→ THE PROBLEM
Below are records that must be duplicated exactly.

Dataset rows for apps and sites:

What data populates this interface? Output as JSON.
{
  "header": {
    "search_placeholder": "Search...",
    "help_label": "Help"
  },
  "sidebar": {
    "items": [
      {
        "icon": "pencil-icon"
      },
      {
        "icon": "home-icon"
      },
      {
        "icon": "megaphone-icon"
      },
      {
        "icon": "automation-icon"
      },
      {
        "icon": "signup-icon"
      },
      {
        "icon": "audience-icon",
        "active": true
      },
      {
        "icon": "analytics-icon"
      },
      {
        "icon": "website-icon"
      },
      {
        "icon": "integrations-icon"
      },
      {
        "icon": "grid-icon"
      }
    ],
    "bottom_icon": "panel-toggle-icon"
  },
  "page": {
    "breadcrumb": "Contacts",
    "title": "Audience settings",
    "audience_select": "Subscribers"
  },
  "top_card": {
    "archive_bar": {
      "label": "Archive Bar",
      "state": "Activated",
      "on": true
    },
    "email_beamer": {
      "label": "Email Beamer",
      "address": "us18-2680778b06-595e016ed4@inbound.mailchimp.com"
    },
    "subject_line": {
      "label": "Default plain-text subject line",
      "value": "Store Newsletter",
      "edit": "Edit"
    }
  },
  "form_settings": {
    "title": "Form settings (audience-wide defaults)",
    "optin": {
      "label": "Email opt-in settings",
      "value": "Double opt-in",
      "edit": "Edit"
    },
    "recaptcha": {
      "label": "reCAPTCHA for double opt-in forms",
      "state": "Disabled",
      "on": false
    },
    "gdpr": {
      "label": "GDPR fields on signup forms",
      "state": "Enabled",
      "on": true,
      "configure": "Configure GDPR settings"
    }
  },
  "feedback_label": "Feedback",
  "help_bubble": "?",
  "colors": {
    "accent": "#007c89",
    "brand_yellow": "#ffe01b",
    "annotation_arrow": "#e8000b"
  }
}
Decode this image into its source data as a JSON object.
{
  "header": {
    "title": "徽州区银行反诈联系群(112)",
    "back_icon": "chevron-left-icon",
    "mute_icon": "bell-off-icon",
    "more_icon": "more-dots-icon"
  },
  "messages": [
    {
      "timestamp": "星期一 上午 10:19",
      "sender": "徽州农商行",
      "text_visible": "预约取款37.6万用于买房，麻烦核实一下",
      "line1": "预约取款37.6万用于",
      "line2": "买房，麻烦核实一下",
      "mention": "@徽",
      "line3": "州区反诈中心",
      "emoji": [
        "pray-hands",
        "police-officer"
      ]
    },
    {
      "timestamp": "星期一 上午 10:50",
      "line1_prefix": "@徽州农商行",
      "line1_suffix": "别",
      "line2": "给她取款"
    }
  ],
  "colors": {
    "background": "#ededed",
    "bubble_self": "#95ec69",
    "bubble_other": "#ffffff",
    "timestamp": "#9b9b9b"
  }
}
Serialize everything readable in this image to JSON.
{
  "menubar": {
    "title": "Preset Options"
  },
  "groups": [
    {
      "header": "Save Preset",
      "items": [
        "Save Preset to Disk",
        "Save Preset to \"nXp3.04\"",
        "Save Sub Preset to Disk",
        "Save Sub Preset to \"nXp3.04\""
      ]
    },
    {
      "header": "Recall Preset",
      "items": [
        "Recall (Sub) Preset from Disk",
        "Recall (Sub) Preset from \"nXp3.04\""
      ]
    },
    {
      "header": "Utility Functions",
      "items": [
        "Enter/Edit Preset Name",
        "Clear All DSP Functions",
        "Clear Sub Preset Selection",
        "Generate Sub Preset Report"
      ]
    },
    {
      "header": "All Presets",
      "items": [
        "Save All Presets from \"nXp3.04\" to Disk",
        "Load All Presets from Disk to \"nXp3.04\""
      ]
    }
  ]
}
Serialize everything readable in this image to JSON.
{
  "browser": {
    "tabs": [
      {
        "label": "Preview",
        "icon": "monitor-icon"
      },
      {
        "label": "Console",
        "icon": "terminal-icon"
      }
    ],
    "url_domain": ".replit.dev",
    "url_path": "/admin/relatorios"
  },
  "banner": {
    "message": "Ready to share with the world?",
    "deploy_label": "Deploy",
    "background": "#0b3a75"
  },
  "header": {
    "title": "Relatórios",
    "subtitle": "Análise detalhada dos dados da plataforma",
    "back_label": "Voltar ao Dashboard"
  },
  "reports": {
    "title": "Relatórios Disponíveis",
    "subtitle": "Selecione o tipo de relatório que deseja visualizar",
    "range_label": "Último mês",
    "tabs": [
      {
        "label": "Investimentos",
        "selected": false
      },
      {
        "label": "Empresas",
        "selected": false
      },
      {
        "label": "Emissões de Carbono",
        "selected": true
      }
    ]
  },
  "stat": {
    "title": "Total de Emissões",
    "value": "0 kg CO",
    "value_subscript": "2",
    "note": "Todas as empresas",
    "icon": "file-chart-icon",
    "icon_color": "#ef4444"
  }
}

→ RESULT
What data populates this interface? Output as JSON.
{
  "header": {
    "search_placeholder": "Search...",
    "help_label": "Help"
  },
  "sidebar": {
    "items": [
      {
        "icon": "pencil-icon"
      },
      {
        "icon": "home-icon"
      },
      {
        "icon": "megaphone-icon"
      },
      {
        "icon": "automation-icon"
      },
      {
        "icon": "signup-icon"
      },
      {
        "icon": "audience-icon",
        "active": true
      },
      {
        "icon": "analytics-icon"
      },
      {
        "icon": "website-icon"
      },
      {
        "icon": "integrations-icon"
      },
      {
        "icon": "grid-icon"
      }
    ],
    "bottom_icon": "panel-toggle-icon"
  },
  "page": {
    "breadcrumb": "Contacts",
    "title": "Audience settings",
    "audience_select": "Subscribers"
  },
  "top_card": {
    "archive_bar": {
      "label": "Archive Bar",
      "state": "Activated",
      "on": true
    },
    "email_beamer": {
      "label": "Email Beamer",
      "address": "us18-2680778b06-595e016ed4@inbound.mailchimp.com"
    },
    "subject_line": {
      "label": "Default plain-text subject line",
      "value": "Store Newsletter",
      "edit": "Edit"
    }
  },
  "form_settings": {
    "title": "Form settings (audience-wide defaults)",
    "optin": {
      "label": "Email opt-in settings",
      "value": "Double opt-in",
      "edit": "Edit"
    },
    "recaptcha": {
      "label": "reCAPTCHA for double opt-in forms",
      "state": "Disabled",
      "on": false
    },
    "gdpr": {
      "label": "GDPR fields on signup forms",
      "state": "Enabled",
      "on": true,
      "configure": "Configure GDPR settings"
    }
  },
  "feedback_label": "Feedback",
  "help_bubble": "?",
  "colors": {
    "accent": "#007c89",
    "brand_yellow": "#ffe01b",
    "annotation_arrow": "#e8000b"
  }
}
Decode this image into its source data as a JSON object.
{
  "header": {
    "title": "徽州区银行反诈联系群(112)",
    "back_icon": "chevron-left-icon",
    "mute_icon": "bell-off-icon",
    "more_icon": "more-dots-icon"
  },
  "messages": [
    {
      "timestamp": "星期一 上午 10:19",
      "sender": "徽州农商行",
      "text_visible": "预约取款37.6万用于买房，麻烦核实一下",
      "line1": "预约取款37.6万用于",
      "line2": "买房，麻烦核实一下",
      "mention": "@徽",
      "line3": "州区反诈中心",
      "emoji": [
        "pray-hands",
        "police-officer"
      ]
    },
    {
      "timestamp": "星期一 上午 10:50",
      "line1_prefix": "@徽州农商行",
      "line1_suffix": "别",
      "line2": "给她取款"
    }
  ],
  "colors": {
    "background": "#ededed",
    "bubble_self": "#95ec69",
    "bubble_other": "#ffffff",
    "timestamp": "#9b9b9b"
  }
}
Serialize everything readable in this image to JSON.
{
  "menubar": {
    "title": "Preset Options"
  },
  "groups": [
    {
      "header": "Save Preset",
      "items": [
        "Save Preset to Disk",
        "Save Preset to \"nXp3.04\"",
        "Save Sub Preset to Disk",
        "Save Sub Preset to \"nXp3.04\""
      ]
    },
    {
      "header": "Recall Preset",
      "items": [
        "Recall (Sub) Preset from Disk",
        "Recall (Sub) Preset from \"nXp3.04\""
      ]
    },
    {
      "header": "Utility Functions",
      "items": [
        "Enter/Edit Preset Name",
        "Clear All DSP Functions",
        "Clear Sub Preset Selection",
        "Generate Sub Preset Report"
      ]
    },
    {
      "header": "All Presets",
      "items": [
        "Save All Presets from \"nXp3.04\" to Disk",
        "Load All Presets from Disk to \"nXp3.04\""
      ]
    }
  ]
}
Serialize everything readable in this image to JSON.
{
  "browser": {
    "tabs": [
      {
        "label": "Preview",
        "icon": "monitor-icon"
      },
      {
        "label": "Console",
        "icon": "terminal-icon"
      }
    ],
    "url_domain": ".replit.dev",
    "url_path": "/admin/relatorios"
  },
  "banner": {
    "message": "Ready to share with the world?",
    "deploy_label": "Deploy",
    "background": "#0b3a75"
  },
  "header": {
    "title": "Relatórios",
    "subtitle": "Análise detalhada dos dados da plataforma",
    "back_label": "Voltar ao Dashboard"
  },
  "reports": {
    "title": "Relatórios Disponíveis",
    "subtitle": "Selecione o tipo de relatório que deseja visualizar",
    "range_label": "Último mês",
    "tabs": [
      {
        "label": "Investimentos",
        "selected": false
      },
      {
        "label": "Empresas",
        "selected": false
      },
      {
        "label": "Emissões de Carbono",
        "selected": true
      }
    ]
  },
  "stat": {
    "title": "Total de Emissões",
    "value": "0 kg CO",
    "value_subscript": "2",
    "note": "Todas as empresas",
    "icon": "file-chart-icon",
    "icon_color": "#ef4444"
  }
}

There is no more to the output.